Venue: ATYP (Walsh Bay NSW), Feb 4 – 21, 2015
Director: Sarah Parsons
Playwrights: Joel Burrows, Tahlee Fereday, Sharni McDermott, Tom Mesker, Julia Patey, Kathleen Quere, Callan Purcell, Caitlin Richardson, Fiona Spitzkowsky, Amanda Yeo.
Cast: Katy Avery, Christian Charisiou, Jordan Cowan, Patrick Cullen, Rebecca Cuttance, Airlie Dodds, Kelly Huynh, Lucia May, Dominic Roebuck, Gemma Scoble, Michael Smith
Image by Tracey Schramm
Theatre review (of preview performance)
The ten short pieces in Between Us are connected by the idea of secrets. These young Australian stories range from the deep and dark to the wonderfully inspired, all with a personal and revelatory perspective that aim to divulge something truthful. Nine are monologues, perhaps a reflection on the introspective nature of early adulthood. We do not get fervent commentary on our society and politics, but we are certainly witness to a fierce interrogation into human behaviour and its nature.
Direction by Sarah Parsons is adventurous and quite masterful. Her courageous use of space gives emotional and spacial dimension to each piece, respecting their individually distinct voices, and allowing their individual idiosyncrasies to take shape on stage. Transitions are sensitively and creatively manoeuvred so that the experience is fluid and cohesive as an integrated entity, while each writer’s own colour is staunchly retained. Parsons’ work with actors is wildly impressive in Between Us. Every segment is performed with surprising depth and sophistication, so that characters are meaningful beyond their ten minutes of showtime. We are drawn into these bite sized moments, sometimes seeing with astonishing clarity what is being expressed, and sometimes seduced into a sense of intrigue that leaves us hungry for more.
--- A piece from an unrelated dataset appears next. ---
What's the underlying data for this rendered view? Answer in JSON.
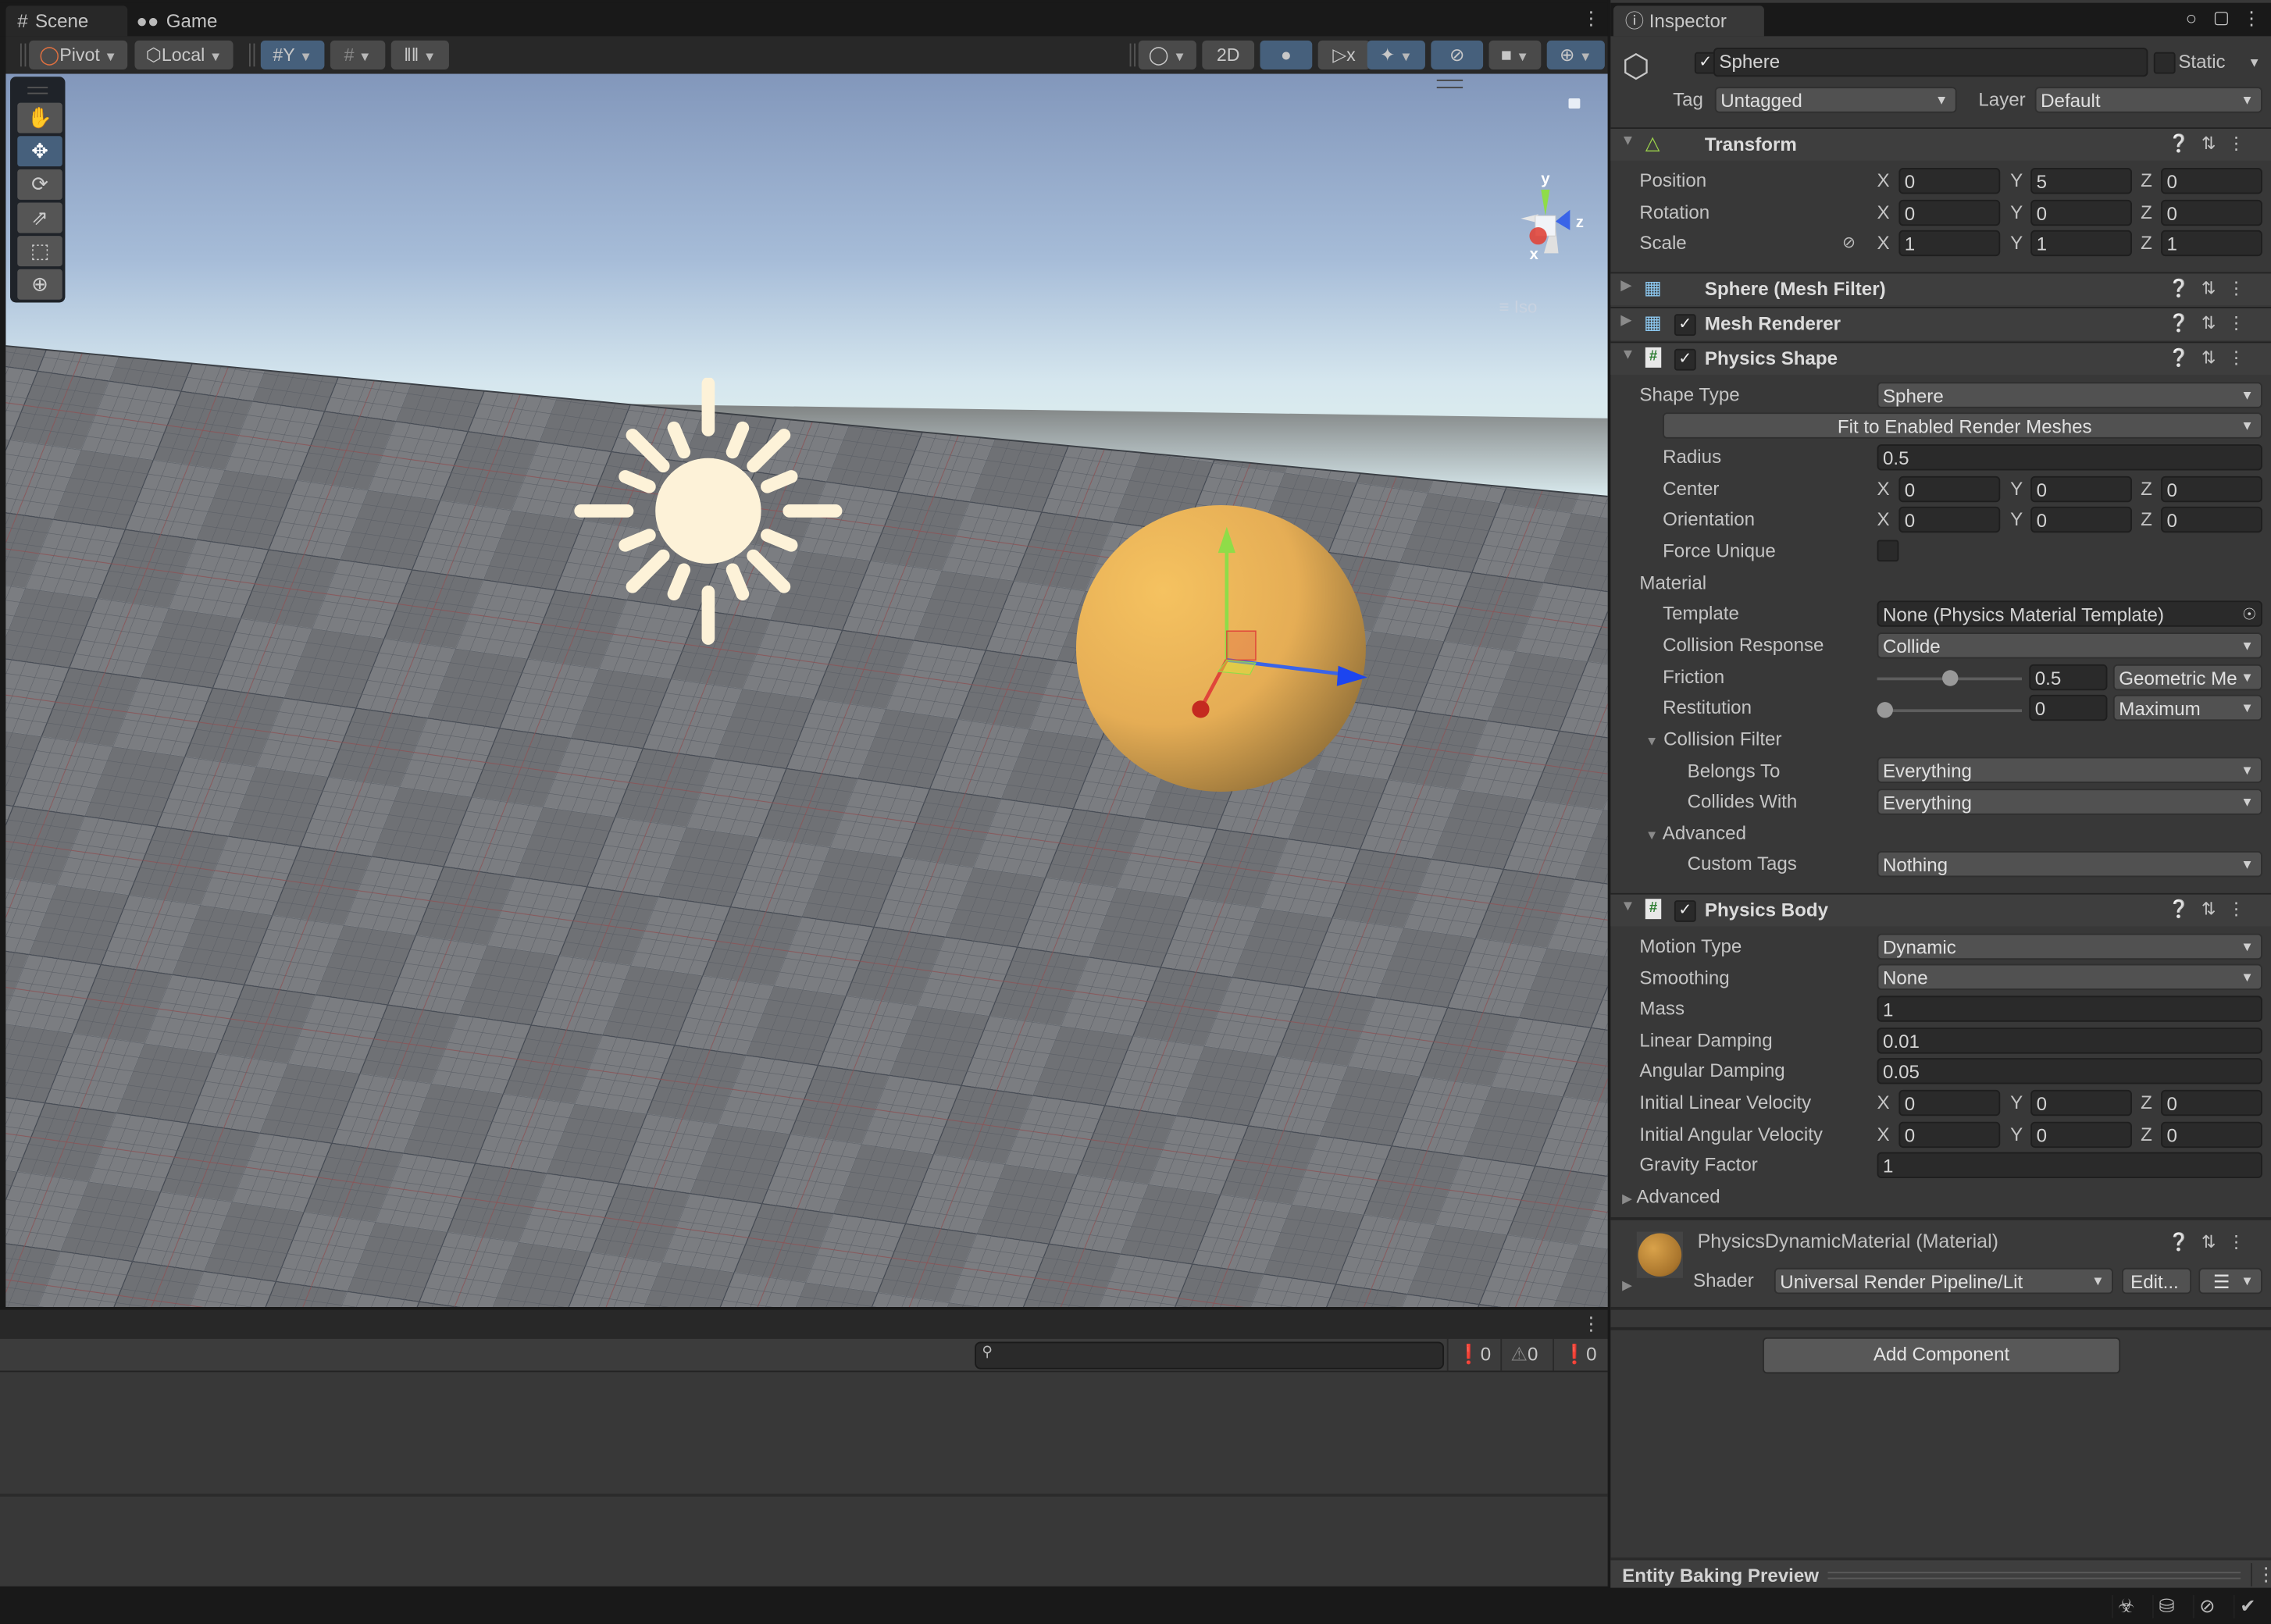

Fiona Spitzkowsky’s Accidents Happen is a remarkably funny yet brutal piece about parenting and ambition. Her blend of the macabre with a casual, almost unassuming everyday humour is a thrill to experience. Performed by Rebecca Cuttance with impeccable timing and focus, this is a programme highlight that exemplifies the intelligence and talent that is being showcased at ATYP. Pink Hair by Amanda Yeo is written with beautiful structure and shrewd acumen. It is technically accomplished, but also visceral and engaging. Kelly Huynh’s interpretation gives a magnetism and moving humanity to the play’s protagonist, and we are enthralled by her thorough authenticity and precision, without the actor having to move a limb more than once or twice during the segment’s entire duration. Also noteworthy are the production’s three male players, Christian Charisiou, Patrick Cullen and Michael Smith, all memorable for their refreshing and solid presences, and conspicuous, burgeoning star quality.
There is so much to like about Between Us, including its design aspects and technical proficiencies. Melanie Liertz’s set and Alexander Berlage’s lights are outstanding, and stage management is executed to perfection by Olivia Benson and her crew. It is almost unbelievable that these short plays can conspire to deliver something so substantial and rewarding, but it does. It is no secret that the Australian Theatre for Young People is a crucial element in the continuing progress of our artistic landscape, but on this occasion, the stepping stone has itself become a thing to celebrate.